Contributors. Preface. Acknowledgments. NEWTON MORTON'S CONTRIBUTIONS Newton Morton: The Wisconsin Years. Newton Morton's Influence on Genetics: The Morton Number. OVERVIEW AND PRELIMINARIES Genetic Dissection of Complex Traits: An Overview. Familial Resemblance and Heritability. Linkage and Association: Basic Concepts. PHENOTYPES AND GENOTYPES Definition of the Phenotype. Genotyping for Human Whole-Genome Scans: Past, Present, and Future. MODEL-BASED METHODS FOR LINKAGE ANALYSIS The Lod Score Method. Extension of the Lod Score: The Mod Score. Major Strengths and Weaknesses of the Lod Score Method. MODEL-FREE METHODS FOR LINKAGE AND ASSOCIATION ANALYSIS Overview of Model-free Methods for Linkage Analysis. Variance Component Methods for Detecting Complex Trait Loci. Linkage and Association with Structural Relationships. The Future of Genetic Case-Control Studies. Cost of Linkage versus Association Methods. Genotype-Environment Interaction in Transmission Disequilibrium Tests. Major Strengths and Weaknesses of Model-free Methods. MORE RECENT METHODS Meta-analysis for Model-free Methods. Classification Methods for Confronting Heterogeneity. Applications of Neural Networks for Gene Finding. Genome Partitioning and Whole-Genome Analysis. Deciphering the Genetic Architecture of a Multivariate Phenotype. OPTIMUM STRATEGIES On the Resolution and Feasibility of Genome Scanning Approaches. One-Stage versus Two-Stage Strategies for Genome Scans. MULTIPLE COMPARISONS AND SIGNIFICANCE LEVELS Significance Levels in Genome Scans.<BR i

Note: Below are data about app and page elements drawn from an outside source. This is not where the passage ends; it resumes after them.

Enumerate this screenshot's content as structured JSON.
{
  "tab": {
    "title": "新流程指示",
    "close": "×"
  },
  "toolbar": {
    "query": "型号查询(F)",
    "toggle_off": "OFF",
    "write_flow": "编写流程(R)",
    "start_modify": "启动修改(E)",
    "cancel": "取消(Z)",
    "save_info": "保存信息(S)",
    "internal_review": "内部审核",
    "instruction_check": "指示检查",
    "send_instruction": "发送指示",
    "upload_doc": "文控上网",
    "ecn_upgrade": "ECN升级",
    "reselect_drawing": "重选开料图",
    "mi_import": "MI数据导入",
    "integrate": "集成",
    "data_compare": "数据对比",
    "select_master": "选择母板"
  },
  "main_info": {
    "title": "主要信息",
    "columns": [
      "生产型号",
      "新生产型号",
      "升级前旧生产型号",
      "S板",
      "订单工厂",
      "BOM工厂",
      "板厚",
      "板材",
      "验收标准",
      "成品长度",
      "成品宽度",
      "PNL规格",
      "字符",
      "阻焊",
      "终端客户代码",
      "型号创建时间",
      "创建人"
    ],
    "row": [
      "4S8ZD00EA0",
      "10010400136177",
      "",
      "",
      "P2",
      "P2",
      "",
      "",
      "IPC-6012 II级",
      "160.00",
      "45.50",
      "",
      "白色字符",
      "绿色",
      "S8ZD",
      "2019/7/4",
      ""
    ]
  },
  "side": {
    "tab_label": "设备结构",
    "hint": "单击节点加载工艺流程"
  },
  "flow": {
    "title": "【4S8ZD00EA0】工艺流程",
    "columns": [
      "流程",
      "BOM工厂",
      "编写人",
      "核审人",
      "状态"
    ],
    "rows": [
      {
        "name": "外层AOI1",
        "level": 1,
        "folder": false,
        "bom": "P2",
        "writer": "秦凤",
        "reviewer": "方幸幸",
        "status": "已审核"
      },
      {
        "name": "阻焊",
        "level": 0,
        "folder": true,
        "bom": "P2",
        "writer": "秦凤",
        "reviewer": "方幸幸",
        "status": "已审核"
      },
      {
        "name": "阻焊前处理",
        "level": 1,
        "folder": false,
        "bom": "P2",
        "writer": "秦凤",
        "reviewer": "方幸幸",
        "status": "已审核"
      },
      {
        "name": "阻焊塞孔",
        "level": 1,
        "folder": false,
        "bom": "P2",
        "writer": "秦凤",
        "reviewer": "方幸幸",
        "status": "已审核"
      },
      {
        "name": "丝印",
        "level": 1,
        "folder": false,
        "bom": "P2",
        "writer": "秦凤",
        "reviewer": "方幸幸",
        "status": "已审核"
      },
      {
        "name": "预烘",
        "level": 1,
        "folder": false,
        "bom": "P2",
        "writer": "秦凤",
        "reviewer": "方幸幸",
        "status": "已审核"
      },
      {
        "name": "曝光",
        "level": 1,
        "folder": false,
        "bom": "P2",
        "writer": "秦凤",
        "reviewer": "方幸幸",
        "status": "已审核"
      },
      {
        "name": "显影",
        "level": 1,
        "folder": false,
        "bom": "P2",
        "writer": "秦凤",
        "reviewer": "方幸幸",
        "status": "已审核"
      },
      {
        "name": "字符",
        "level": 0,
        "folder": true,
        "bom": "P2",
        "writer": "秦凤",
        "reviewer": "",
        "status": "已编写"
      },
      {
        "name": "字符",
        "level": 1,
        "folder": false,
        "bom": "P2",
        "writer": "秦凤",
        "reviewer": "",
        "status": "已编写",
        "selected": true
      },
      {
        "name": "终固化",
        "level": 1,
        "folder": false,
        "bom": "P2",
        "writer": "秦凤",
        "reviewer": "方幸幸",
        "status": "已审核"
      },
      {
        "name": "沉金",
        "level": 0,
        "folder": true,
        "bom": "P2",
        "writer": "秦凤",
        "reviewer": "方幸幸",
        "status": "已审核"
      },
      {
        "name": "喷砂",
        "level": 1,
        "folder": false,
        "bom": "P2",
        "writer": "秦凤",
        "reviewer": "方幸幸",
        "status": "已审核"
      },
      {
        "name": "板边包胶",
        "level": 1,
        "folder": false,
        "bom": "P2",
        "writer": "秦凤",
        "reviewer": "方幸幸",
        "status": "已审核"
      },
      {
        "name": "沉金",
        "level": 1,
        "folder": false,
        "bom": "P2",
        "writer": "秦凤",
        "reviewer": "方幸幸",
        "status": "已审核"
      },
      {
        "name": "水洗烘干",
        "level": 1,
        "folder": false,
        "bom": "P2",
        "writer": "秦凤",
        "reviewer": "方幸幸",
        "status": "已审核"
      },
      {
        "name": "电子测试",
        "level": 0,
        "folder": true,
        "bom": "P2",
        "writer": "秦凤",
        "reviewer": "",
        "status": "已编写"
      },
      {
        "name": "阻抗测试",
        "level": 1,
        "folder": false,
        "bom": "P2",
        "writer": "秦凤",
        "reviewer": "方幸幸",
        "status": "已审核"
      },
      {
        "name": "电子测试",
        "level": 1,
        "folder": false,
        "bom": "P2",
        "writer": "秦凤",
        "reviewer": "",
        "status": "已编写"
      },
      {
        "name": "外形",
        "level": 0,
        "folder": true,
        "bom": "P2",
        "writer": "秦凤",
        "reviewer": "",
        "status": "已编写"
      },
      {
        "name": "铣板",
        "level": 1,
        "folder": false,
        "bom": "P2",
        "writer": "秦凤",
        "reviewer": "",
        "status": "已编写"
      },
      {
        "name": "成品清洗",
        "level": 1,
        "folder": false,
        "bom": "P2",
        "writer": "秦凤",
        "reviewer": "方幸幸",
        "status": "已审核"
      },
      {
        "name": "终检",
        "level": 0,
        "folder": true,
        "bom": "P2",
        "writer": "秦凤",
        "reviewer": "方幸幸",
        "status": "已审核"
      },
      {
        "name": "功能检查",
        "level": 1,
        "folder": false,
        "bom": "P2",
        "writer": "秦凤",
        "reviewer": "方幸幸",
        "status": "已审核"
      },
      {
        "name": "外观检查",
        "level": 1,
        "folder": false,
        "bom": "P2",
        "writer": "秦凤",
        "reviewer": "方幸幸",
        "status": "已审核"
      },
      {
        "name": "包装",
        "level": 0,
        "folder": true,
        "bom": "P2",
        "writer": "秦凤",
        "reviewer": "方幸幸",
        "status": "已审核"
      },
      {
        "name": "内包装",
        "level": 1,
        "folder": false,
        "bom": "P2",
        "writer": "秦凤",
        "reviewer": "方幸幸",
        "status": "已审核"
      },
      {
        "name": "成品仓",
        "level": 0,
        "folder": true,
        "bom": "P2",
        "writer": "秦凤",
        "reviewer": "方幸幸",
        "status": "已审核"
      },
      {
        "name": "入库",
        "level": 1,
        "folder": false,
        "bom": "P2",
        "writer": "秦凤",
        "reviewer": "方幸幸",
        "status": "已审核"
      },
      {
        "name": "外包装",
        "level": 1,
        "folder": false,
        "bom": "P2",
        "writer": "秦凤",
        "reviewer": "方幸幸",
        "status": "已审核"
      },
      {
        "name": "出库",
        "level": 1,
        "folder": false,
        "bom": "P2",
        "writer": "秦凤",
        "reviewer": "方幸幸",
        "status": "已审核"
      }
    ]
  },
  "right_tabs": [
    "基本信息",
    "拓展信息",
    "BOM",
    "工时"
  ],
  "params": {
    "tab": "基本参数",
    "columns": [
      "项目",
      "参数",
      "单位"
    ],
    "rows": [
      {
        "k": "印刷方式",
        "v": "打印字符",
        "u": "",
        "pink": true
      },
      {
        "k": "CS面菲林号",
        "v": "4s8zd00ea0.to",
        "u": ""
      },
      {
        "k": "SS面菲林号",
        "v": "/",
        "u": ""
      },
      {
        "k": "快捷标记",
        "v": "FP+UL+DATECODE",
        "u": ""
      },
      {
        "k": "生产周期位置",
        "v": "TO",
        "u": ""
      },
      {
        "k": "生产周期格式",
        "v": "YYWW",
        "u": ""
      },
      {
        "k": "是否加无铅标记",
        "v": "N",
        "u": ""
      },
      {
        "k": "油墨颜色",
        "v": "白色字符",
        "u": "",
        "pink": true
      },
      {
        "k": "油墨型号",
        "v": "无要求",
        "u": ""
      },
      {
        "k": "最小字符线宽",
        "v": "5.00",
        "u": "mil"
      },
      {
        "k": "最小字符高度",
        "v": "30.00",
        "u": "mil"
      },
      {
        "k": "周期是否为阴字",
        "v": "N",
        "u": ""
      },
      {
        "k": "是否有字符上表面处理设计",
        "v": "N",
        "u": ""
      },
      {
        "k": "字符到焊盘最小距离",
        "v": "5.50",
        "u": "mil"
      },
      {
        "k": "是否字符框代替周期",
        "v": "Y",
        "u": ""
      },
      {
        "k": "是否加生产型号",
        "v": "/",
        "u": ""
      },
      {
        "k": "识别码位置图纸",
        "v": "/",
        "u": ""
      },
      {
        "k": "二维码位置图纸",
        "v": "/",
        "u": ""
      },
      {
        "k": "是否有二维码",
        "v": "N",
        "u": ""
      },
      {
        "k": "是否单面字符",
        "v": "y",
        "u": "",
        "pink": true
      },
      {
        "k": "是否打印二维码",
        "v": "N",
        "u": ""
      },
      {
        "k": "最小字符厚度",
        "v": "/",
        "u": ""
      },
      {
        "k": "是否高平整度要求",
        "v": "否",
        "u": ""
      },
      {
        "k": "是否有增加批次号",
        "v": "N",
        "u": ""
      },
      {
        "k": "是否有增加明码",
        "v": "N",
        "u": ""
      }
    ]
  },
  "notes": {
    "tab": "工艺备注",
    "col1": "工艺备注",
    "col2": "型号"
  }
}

Genetic Dissection of Complex Traits will present the full range of methodologies that are essential for understanding the basis of human genetic disorders, the origin of such diseases, and theories on how to determine one's genetic predisposition to certain genetic diseases.
Graduate students, scientists, and clinicians working in genetic research.
- No. of pages:
- © Academic Press 2001
- 4th October 2000
- Academic Press
- eBook ISBN:
- Hardcover ISBN:
@qu:"Genetic Dissection of Complex Traits provides an extensive overview of contemporary methods for statistical gene mapping." @source:Alexandre A. Todorov for AMERICAN JOURNAL OF HUMAN GENETICS (July 2002)
Washington University Medical School, Division of Biostatistics, St. Louis, Missouri, U.S.A.